[SOLVED] Lagrangian formalism (demonstration)

My question is about the multiplicity of the Lagrangian to a Physics system.

I pretend to demonstrate the following proposition:

For a system with $n$ degrees of freedom, written by the Lagrangian $L$, we have that: $$L'=L+\frac{d F(q_1,...,q_n,t)}{d t}$$ also satisfies Lagrange's equations, where $F$ is any arbitrary function, but differentiable.

I saw the resolution to this problem and I found that another interesting proposition was needed to complete the demonstration, and it was:

$$\frac{\partial \dot{F}}{\partial \dot{q}}=\frac{\partial F}{\partial q}$$

Why is this true? How could I say that the relation between the temporal variation of $F$ and the temporal variation of $q$, is equivalent to the relation between $F$ and $q$.

Maybe this is a silly question, but I don't get it in my head. I can try examples and see that it's true, but I can't figure it out why.

@user12029 2015-04-06 00:20:07

Hint: $\frac{\partial }{\partial \dot{q}}\dot{F}=\frac{\partial}{\partial \dot{q}}\left(\frac{\partial F}{\partial q}\dot{q}+\frac{\partial F}{\partial \dot{q}}\ddot{q}+\frac{\partial F}{\partial t}\right)$
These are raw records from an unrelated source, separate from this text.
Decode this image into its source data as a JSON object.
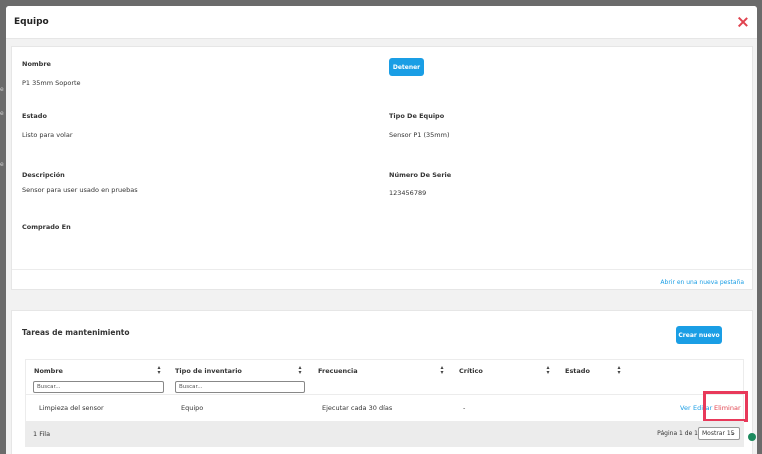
{
  "modal": {
    "title": "Equipo"
  },
  "details": {
    "nombre_label": "Nombre",
    "nombre_value": "P1 35mm Soporte",
    "detener_label": "Detener",
    "estado_label": "Estado",
    "estado_value": "Listo para volar",
    "tipo_label": "Tipo De Equipo",
    "tipo_value": "Sensor P1 (35mm)",
    "descripcion_label": "Descripción",
    "descripcion_value": "Sensor para user usado en pruebas",
    "serie_label": "Número De Serie",
    "serie_value": "123456789",
    "comprado_label": "Comprado En",
    "open_tab_link": "Abrir en una nueva pestaña"
  },
  "tasks": {
    "title": "Tareas de mantenimiento",
    "create_button": "Crear nuevo",
    "columns": [
      "Nombre",
      "Tipo de inventario",
      "Frecuencia",
      "Crítico",
      "Estado"
    ],
    "filter_placeholder": "Buscar...",
    "rows": [
      {
        "nombre": "Limpieza del sensor",
        "tipo": "Equipo",
        "frecuencia": "Ejecutar cada 30 días",
        "critico": "-",
        "estado": ""
      }
    ],
    "actions": {
      "view": "Ver",
      "edit": "Editar",
      "delete": "Eliminar"
    },
    "footer": {
      "row_count": "1 Fila",
      "page_info": "Página 1 de 1",
      "page_size": "Mostrar 15"
    }
  },
  "colors": {
    "primary": "#1a9ee5",
    "danger": "#e0434f",
    "highlight": "#e8395a",
    "status_dot": "#1c8a5e"
  }
}
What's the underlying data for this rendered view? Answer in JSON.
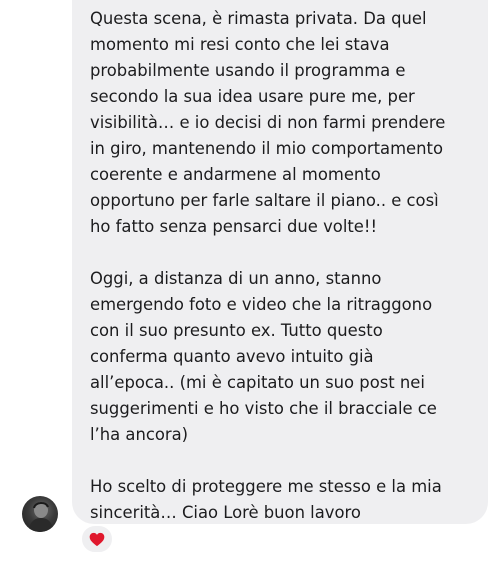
{
  "message": {
    "paragraphs": [
      "Questa scena, è rimasta privata. Da quel\nmomento mi resi conto che lei stava\nprobabilmente usando il programma e\nsecondo la sua idea usare pure me, per\nvisibilità… e io decisi di non farmi prendere\nin giro, mantenendo il mio comportamento\ncoerente e andarmene al momento\nopportuno per farle saltare il piano.. e così\nho fatto senza pensarci due volte!!",
      "Oggi, a distanza di un anno, stanno\nemergendo foto e video che la ritraggono\ncon il suo presunto ex. Tutto questo\nconferma quanto avevo intuito già\nall’epoca.. (mi è capitato un suo post nei\nsuggerimenti e ho visto che il bracciale ce\nl’ha ancora)",
      "Ho scelto di proteggere me stesso e la mia\nsincerità… Ciao Lorè buon lavoro"
    ]
  },
  "reaction": {
    "icon": "red-heart-icon",
    "color": "#e0182d"
  },
  "sender": {
    "avatar_icon": "profile-photo"
  },
  "colors": {
    "bubble": "#efeff1",
    "text": "#1c1c1e",
    "background": "#ffffff"
  }
}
What does $F=F(q,t)$ imply about $\frac{\partial}{\partial \dot{q}} F$?